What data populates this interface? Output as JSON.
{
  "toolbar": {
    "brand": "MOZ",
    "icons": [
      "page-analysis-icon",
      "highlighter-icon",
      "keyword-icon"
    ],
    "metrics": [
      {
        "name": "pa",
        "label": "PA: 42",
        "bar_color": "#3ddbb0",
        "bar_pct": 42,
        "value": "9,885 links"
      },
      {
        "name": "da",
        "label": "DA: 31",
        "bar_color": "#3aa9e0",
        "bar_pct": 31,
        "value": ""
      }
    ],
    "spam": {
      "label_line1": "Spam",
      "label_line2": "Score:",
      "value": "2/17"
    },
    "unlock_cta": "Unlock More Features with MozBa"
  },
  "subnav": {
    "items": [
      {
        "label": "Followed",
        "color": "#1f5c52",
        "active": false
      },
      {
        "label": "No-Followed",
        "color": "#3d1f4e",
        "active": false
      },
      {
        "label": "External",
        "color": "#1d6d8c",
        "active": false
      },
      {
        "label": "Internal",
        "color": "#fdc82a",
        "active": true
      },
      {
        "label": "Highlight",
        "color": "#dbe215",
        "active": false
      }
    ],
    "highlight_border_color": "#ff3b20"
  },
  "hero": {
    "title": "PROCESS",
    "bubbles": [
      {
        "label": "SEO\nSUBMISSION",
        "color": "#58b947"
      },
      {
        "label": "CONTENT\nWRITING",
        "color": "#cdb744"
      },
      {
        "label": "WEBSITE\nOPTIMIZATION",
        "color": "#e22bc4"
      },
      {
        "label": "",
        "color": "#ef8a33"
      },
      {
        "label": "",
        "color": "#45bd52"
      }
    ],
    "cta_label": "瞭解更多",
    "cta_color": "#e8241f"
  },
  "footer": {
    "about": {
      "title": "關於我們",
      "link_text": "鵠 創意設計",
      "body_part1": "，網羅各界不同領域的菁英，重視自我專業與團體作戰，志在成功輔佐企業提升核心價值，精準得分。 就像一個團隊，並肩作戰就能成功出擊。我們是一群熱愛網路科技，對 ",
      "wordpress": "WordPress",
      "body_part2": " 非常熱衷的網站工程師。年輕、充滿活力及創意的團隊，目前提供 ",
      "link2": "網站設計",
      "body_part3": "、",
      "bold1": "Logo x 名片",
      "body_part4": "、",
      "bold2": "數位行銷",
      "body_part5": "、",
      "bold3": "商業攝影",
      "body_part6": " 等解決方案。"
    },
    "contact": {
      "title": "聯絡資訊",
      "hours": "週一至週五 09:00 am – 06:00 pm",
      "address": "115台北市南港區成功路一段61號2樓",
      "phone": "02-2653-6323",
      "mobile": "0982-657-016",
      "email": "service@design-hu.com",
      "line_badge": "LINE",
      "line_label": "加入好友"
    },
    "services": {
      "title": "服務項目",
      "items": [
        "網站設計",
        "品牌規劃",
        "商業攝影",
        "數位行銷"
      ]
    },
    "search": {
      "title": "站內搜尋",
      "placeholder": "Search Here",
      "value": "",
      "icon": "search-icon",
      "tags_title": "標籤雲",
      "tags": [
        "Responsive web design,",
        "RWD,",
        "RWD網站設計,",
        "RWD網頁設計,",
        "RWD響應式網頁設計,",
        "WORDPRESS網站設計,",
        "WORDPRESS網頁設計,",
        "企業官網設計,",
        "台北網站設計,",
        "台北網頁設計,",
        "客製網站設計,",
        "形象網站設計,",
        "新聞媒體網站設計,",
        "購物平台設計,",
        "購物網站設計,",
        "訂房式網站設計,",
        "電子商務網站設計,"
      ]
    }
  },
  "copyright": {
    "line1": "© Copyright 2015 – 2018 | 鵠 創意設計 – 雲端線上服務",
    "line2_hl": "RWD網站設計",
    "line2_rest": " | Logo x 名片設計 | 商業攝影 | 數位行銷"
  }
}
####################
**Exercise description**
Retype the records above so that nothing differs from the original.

**Answer box**
What data populates this interface? Output as JSON.
{
  "toolbar": {
    "brand": "MOZ",
    "icons": [
      "page-analysis-icon",
      "highlighter-icon",
      "keyword-icon"
    ],
    "metrics": [
      {
        "name": "pa",
        "label": "PA: 42",
        "bar_color": "#3ddbb0",
        "bar_pct": 42,
        "value": "9,885 links"
      },
      {
        "name": "da",
        "label": "DA: 31",
        "bar_color": "#3aa9e0",
        "bar_pct": 31,
        "value": ""
      }
    ],
    "spam": {
      "label_line1": "Spam",
      "label_line2": "Score:",
      "value": "2/17"
    },
    "unlock_cta": "Unlock More Features with MozBa"
  },
  "subnav": {
    "items": [
      {
        "label": "Followed",
        "color": "#1f5c52",
        "active": false
      },
      {
        "label": "No-Followed",
        "color": "#3d1f4e",
        "active": false
      },
      {
        "label": "External",
        "color": "#1d6d8c",
        "active": false
      },
      {
        "label": "Internal",
        "color": "#fdc82a",
        "active": true
      },
      {
        "label": "Highlight",
        "color": "#dbe215",
        "active": false
      }
    ],
    "highlight_border_color": "#ff3b20"
  },
  "hero": {
    "title": "PROCESS",
    "bubbles": [
      {
        "label": "SEO\nSUBMISSION",
        "color": "#58b947"
      },
      {
        "label": "CONTENT\nWRITING",
        "color": "#cdb744"
      },
      {
        "label": "WEBSITE\nOPTIMIZATION",
        "color": "#e22bc4"
      },
      {
        "label": "",
        "color": "#ef8a33"
      },
      {
        "label": "",
        "color": "#45bd52"
      }
    ],
    "cta_label": "瞭解更多",
    "cta_color": "#e8241f"
  },
  "footer": {
    "about": {
      "title": "關於我們",
      "link_text": "鵠 創意設計",
      "body_part1": "，網羅各界不同領域的菁英，重視自我專業與團體作戰，志在成功輔佐企業提升核心價值，精準得分。 就像一個團隊，並肩作戰就能成功出擊。我們是一群熱愛網路科技，對 ",
      "wordpress": "WordPress",
      "body_part2": " 非常熱衷的網站工程師。年輕、充滿活力及創意的團隊，目前提供 ",
      "link2": "網站設計",
      "body_part3": "、",
      "bold1": "Logo x 名片",
      "body_part4": "、",
      "bold2": "數位行銷",
      "body_part5": "、",
      "bold3": "商業攝影",
      "body_part6": " 等解決方案。"
    },
    "contact": {
      "title": "聯絡資訊",
      "hours": "週一至週五 09:00 am – 06:00 pm",
      "address": "115台北市南港區成功路一段61號2樓",
      "phone": "02-2653-6323",
      "mobile": "0982-657-016",
      "email": "service@design-hu.com",
      "line_badge": "LINE",
      "line_label": "加入好友"
    },
    "services": {
      "title": "服務項目",
      "items": [
        "網站設計",
        "品牌規劃",
        "商業攝影",
        "數位行銷"
      ]
    },
    "search": {
      "title": "站內搜尋",
      "placeholder": "Search Here",
      "value": "",
      "icon": "search-icon",
      "tags_title": "標籤雲",
      "tags": [
        "Responsive web design,",
        "RWD,",
        "RWD網站設計,",
        "RWD網頁設計,",
        "RWD響應式網頁設計,",
        "WORDPRESS網站設計,",
        "WORDPRESS網頁設計,",
        "企業官網設計,",
        "台北網站設計,",
        "台北網頁設計,",
        "客製網站設計,",
        "形象網站設計,",
        "新聞媒體網站設計,",
        "購物平台設計,",
        "購物網站設計,",
        "訂房式網站設計,",
        "電子商務網站設計,"
      ]
    }
  },
  "copyright": {
    "line1": "© Copyright 2015 – 2018 | 鵠 創意設計 – 雲端線上服務",
    "line2_hl": "RWD網站設計",
    "line2_rest": " | Logo x 名片設計 | 商業攝影 | 數位行銷"
  }
}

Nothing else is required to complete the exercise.